Workday, a leading provider of enterprise cloud applications for finance and human resources, helps customers adapt and thrive in a changing world. Below are some of the key trends Workday SA country manager Kiv Moodley believes will define 2023 as Chief Human Resources Officers work to support their teams in an often uncertain operating environment.

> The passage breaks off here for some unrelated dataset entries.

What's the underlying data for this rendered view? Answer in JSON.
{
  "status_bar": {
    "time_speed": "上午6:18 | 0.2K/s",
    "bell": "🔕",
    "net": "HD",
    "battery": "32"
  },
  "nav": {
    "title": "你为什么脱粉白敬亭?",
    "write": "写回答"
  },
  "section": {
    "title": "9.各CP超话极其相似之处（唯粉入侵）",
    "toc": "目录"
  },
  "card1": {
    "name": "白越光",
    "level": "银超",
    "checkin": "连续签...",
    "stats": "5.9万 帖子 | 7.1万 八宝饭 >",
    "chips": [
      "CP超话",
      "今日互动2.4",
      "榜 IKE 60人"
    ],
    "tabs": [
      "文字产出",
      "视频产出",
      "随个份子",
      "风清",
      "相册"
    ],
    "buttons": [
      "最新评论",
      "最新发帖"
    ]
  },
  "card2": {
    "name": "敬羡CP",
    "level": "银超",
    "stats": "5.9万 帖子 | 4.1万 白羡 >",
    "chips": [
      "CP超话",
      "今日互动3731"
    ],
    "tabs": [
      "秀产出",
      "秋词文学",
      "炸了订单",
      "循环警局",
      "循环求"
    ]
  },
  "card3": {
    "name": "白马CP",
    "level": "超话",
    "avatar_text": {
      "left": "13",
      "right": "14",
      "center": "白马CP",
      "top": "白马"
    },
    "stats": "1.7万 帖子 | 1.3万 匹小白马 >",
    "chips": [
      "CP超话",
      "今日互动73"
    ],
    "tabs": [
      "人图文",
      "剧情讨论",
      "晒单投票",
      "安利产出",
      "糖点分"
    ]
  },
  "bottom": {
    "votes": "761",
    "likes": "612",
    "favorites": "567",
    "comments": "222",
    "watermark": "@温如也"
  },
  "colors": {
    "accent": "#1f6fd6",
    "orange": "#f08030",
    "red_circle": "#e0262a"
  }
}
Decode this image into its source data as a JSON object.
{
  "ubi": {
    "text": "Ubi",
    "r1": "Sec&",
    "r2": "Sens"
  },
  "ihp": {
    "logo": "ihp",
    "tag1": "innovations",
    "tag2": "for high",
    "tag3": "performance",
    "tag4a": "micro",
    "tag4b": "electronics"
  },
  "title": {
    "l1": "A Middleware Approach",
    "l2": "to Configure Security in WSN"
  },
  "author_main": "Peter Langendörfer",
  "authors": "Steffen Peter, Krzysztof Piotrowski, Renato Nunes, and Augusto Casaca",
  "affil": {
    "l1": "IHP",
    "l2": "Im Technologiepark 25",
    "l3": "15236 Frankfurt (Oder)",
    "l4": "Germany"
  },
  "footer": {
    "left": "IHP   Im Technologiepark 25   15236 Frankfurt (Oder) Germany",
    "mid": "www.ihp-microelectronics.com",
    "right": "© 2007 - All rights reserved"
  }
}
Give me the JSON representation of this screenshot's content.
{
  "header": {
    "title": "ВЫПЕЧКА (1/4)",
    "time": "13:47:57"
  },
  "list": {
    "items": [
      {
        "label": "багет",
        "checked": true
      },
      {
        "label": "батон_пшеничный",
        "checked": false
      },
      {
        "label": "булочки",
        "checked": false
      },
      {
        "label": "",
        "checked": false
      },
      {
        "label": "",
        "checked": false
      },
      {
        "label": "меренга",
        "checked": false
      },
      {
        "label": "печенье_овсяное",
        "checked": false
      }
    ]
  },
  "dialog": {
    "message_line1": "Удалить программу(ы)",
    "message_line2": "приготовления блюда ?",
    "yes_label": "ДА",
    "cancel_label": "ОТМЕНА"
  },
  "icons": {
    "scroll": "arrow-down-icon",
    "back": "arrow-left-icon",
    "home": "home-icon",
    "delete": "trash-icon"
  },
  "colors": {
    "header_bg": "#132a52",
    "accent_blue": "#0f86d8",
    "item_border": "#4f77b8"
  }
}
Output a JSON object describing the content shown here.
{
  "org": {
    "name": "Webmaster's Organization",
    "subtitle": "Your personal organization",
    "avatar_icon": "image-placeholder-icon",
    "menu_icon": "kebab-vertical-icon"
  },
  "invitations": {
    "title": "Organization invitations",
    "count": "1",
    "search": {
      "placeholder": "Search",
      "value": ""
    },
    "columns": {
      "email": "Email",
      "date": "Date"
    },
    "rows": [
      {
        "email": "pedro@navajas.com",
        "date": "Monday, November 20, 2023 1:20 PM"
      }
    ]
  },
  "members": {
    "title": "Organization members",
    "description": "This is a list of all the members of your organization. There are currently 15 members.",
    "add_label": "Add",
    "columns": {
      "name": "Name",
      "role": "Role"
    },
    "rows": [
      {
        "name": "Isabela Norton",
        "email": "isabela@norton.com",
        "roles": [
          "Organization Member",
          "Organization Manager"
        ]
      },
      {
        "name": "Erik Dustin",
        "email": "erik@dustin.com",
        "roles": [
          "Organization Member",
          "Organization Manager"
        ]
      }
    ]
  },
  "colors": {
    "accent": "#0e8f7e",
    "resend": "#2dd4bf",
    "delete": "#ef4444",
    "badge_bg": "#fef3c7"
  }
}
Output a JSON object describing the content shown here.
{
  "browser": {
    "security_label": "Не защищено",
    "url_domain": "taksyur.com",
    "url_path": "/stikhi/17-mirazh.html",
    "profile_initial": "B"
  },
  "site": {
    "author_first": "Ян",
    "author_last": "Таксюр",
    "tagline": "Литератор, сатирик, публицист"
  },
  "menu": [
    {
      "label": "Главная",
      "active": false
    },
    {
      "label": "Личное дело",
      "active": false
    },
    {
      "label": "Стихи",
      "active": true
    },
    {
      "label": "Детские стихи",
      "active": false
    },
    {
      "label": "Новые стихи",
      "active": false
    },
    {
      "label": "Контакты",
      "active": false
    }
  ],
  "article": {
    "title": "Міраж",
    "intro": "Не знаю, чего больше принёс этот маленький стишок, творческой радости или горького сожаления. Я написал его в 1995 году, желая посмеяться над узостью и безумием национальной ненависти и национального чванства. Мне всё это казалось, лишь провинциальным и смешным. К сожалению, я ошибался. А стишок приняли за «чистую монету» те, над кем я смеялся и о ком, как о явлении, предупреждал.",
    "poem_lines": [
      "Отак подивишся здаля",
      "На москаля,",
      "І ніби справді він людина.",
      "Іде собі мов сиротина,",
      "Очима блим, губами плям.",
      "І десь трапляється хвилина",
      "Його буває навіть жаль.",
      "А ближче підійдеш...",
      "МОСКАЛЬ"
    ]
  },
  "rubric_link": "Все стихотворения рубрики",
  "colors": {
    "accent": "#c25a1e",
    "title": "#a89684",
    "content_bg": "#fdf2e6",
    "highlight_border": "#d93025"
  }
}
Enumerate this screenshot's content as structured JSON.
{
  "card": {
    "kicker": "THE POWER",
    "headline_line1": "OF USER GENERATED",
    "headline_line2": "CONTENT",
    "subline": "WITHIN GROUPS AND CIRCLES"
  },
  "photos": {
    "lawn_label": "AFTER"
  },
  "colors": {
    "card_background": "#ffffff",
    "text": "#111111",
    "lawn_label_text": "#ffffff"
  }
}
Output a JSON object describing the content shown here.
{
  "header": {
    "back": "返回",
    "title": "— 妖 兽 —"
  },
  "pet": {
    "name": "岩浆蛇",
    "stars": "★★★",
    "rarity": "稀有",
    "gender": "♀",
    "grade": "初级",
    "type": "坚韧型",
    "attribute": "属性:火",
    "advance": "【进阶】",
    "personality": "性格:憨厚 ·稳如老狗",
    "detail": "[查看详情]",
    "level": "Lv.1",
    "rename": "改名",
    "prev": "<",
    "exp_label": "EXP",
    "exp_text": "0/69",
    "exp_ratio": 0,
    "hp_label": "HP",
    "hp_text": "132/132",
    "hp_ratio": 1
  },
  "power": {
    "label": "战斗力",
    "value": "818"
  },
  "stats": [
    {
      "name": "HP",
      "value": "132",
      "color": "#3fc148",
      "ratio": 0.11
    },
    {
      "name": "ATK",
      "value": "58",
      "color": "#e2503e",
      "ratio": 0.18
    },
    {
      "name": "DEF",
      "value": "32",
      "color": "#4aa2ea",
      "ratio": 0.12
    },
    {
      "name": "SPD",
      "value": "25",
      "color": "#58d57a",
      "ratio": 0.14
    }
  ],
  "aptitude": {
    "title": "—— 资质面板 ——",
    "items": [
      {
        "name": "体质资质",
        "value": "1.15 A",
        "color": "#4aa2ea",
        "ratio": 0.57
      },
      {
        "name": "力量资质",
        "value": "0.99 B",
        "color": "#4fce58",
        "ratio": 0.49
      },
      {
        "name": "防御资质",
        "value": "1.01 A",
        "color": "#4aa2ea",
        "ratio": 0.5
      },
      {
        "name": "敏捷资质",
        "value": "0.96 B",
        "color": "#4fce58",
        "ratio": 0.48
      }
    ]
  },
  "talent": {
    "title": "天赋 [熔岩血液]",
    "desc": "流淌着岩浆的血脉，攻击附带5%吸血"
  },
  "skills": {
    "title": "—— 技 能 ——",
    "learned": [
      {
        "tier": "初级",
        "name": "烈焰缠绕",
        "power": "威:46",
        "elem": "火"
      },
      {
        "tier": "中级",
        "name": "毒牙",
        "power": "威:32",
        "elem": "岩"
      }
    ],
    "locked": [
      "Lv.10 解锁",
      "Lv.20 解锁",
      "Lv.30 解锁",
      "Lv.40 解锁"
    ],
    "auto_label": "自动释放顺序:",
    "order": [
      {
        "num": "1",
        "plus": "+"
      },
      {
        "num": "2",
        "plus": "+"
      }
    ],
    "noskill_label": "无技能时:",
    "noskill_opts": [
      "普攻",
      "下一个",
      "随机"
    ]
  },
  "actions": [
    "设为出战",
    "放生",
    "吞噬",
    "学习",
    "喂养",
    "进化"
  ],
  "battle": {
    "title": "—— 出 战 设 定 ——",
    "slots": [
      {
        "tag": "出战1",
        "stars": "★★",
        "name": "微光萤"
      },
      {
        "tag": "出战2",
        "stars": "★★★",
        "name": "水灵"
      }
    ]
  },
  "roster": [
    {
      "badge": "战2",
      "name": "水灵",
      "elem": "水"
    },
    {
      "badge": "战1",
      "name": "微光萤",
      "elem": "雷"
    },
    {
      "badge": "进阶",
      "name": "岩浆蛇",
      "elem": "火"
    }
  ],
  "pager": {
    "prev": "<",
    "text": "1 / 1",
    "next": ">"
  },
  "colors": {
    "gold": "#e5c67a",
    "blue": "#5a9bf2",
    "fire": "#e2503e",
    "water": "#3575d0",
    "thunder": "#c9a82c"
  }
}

Kiv said, “Workday believes that CHRO’s top priority in 2023 will be the intersection of employee and organisational health. As we emerge from the pandemic and navigate an uncertain economic environment, the companies that get ahead will develop programs and policies centred around creating an agile, resilient and high-performing workforce. The questions every CHRO will face when making decisions is: what do employees want, what does the organisation need to deliver results, and where can we find alignment between the two? The companies that thrive will make investments in initiatives that both support employees and drive business outcomes – bringing out the best in their talent.”
Skills-based talent strategies will shift from idea to execution
The war for talent isn’t slowing, as trends such as The Great Resignation and Quiet Quitting continue to emphasise the need for an engaged and supported workforce. But as organisations look to cultivate talent to drive productivity and nurture career development, adopting skills-based talent strategies will move from ideation to execution. In 2023, we’ll see more businesses lean in on technologies that help connect the dots on skills and enable them to leverage all the skills in their workforce, helping them make more strategic, data-driven decisions around talent, staffing, and future workforce needs.
Supporting and retaining frontline managers will take centre stage in 2023
Talent retention has always been a major pain point for organisations, but inflation, the tight labour market, and the long tail of the pandemic are putting frontline managers under incredible pressure. In 2023 and beyond, HR leaders will focus on ways to retain this critical part of the workforce by automating repetitive tasks (such as managing payroll and labour), offering them more flexibility (such as shift swapping and scheduling preferences), and leveraging data (such as schedule quality and productivity) to understand their unique needs and preferences.
Hiring from within: The great internal mobility
In 2023, the tight labour market will continue to challenge organisations, leading them to tap into the most obvious talent pipeline available – their employees. To address evolving talent challenges, organisations will look within and build internal talent marketplaces that reflect the skills, attributes, and desires of their employees, helping them to better leverage their strengths and offer growth opportunities.
How companies can prevent their employees from quiet quitting
“Quiet quitting” isn’t just an issue with the employee, it signifies a larger issue in the company. How can you prevent your people from becoming disengaged? Listen and respond to what they’re telling you; spot the smoke signals that could turn into blazing fires; and most importantly, create a culture that emphasises mission and purpose. When you have those foundational elements in place, you will attract high performers and inspire your employees to bring their best selves to work.
Getting ahead of the great disengagement
While there may be temptation among employers to focus on short term issues like economic tightening, this approach risks playing into a growing “Great Disengagement”, with workers increasingly pulling back at work. Instead, employers should test their mettle next year and, to gain a competitive edge, listen closer than ever to the evolving needs of their people and respond with urgency. The companies that get ahead in 2023 will overcome rising burnout risk, disengagement, and attrition by keeping up their investment in people and taking their team of loyal and engaged employees along with them, through good times and bad.